    Claiming the PM’s foreign policy “aligns” with that of the GOP is a bit presumptuous. Republican politics in foreign policy has become highly fractured as of late. Proof of this exists in the recent open letter from Sen. Cotton which had a major omission: Sen. Corker, the man in charge of the Foreign Relations Committee who authored a bill which would give Congress oversight on any deal with Iran. Sens. Flake and Paul have also been noticeably absent on this supposed “blind support” of Israel.

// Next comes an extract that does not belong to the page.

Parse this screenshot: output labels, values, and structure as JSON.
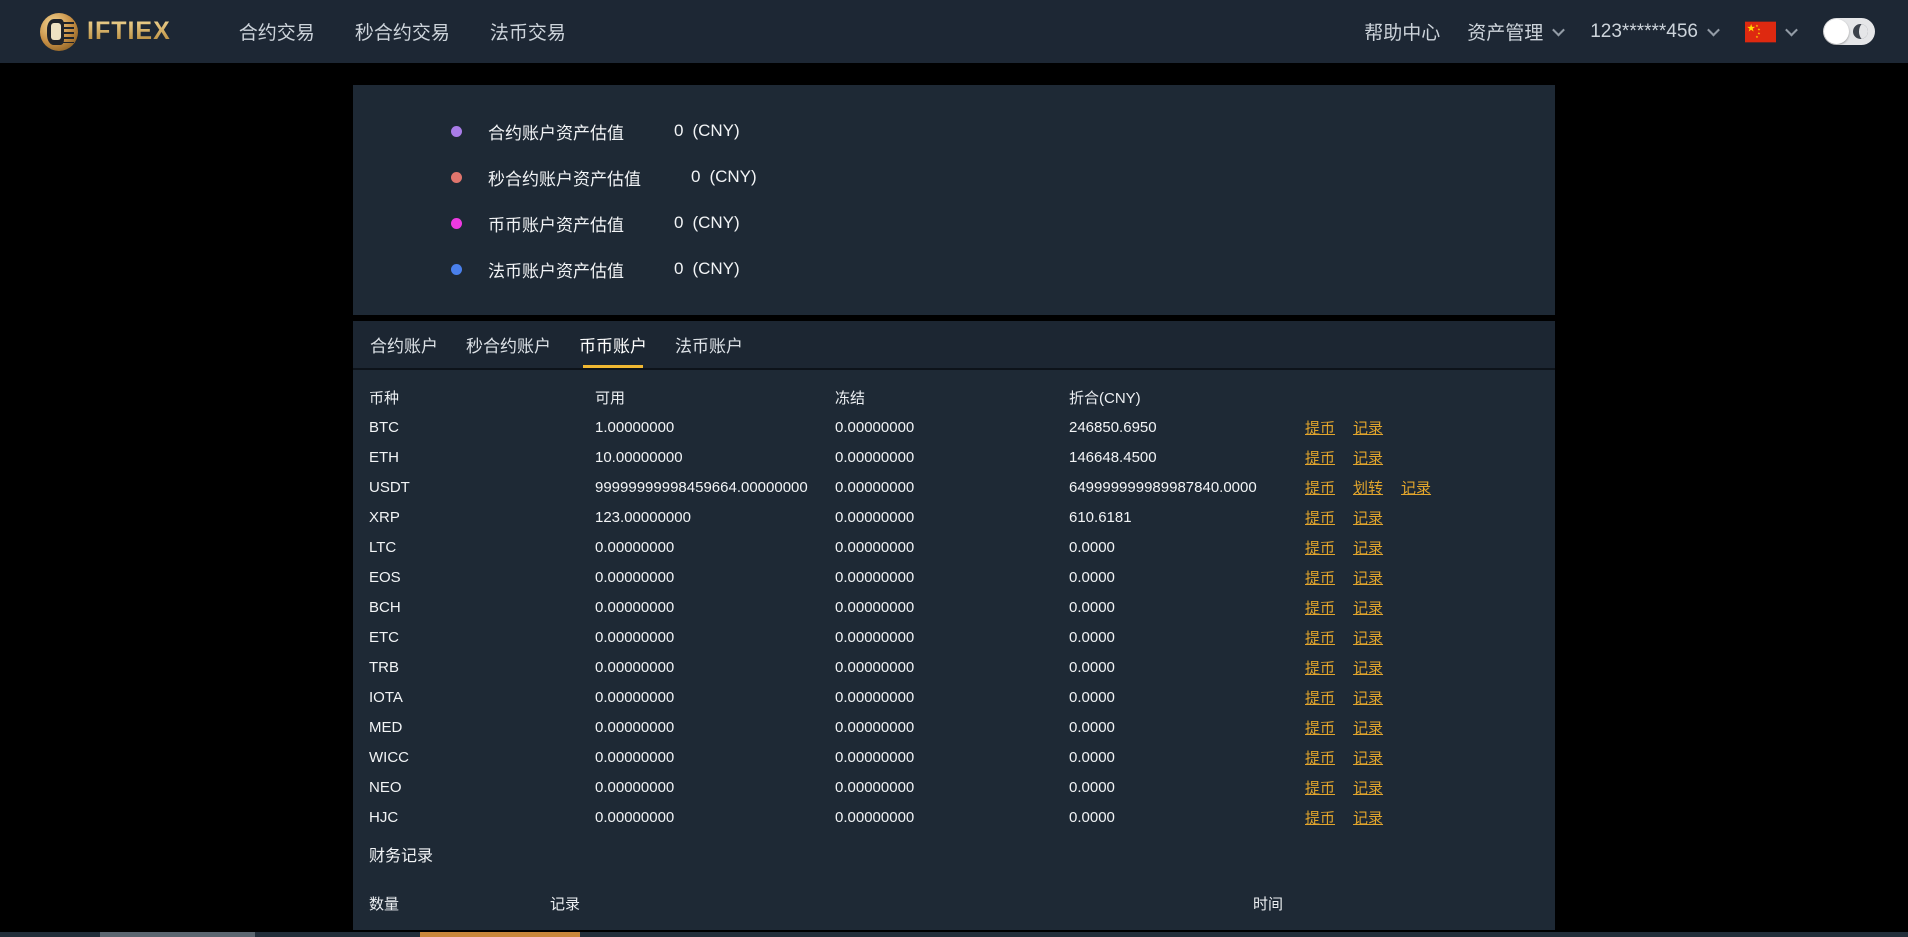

    And what exactly does the two state solution have to do with the existential threat of Iran? Why is this at all a requirement for the speech? It is a non sequitur when it comes to matters with Iran. That aside though, this piece shows a lack of empathy for the alternative viewpoint: what exactly is PM Netanyahu supposed to do? His country has been consistently targeted by Iran’s proxy group Hezbollah for decades as well as the target of Iranian leadership who threaten Israel’s destruction on the world stage quite often. Israel is not party to the P5+1 talks yet is a consistent first target for Iran. They, as well as the rest of the US Middle Eastern allies, are not being given any say whatsoever in these negotiations, much less any pertinent information on what is going on. The President may have said he will not tolerate a nuclear Iran, but where is the evidence? Nearly two years of talks and increased Iranian influence in Iraq, Yemen, and elsewhere hardly gives any Middle Eastern ally hope for the future.

    This article seems to be comfortable making broad accusations of partisanship, yet it completely buys into the White House’s policy by assuming Iran will not get a nuclear weapon in the future because the President says so. Making such grand criticisms without acknowledging this massive flaw is highly questionable. There is always room to criticize any political leader’s foreign policy, but painting a wide stroke by accusing a foreign leader of being completely aligned with a US political party is sophomoric when one offers nothing more than an assumption to back up the opposing viewpoint.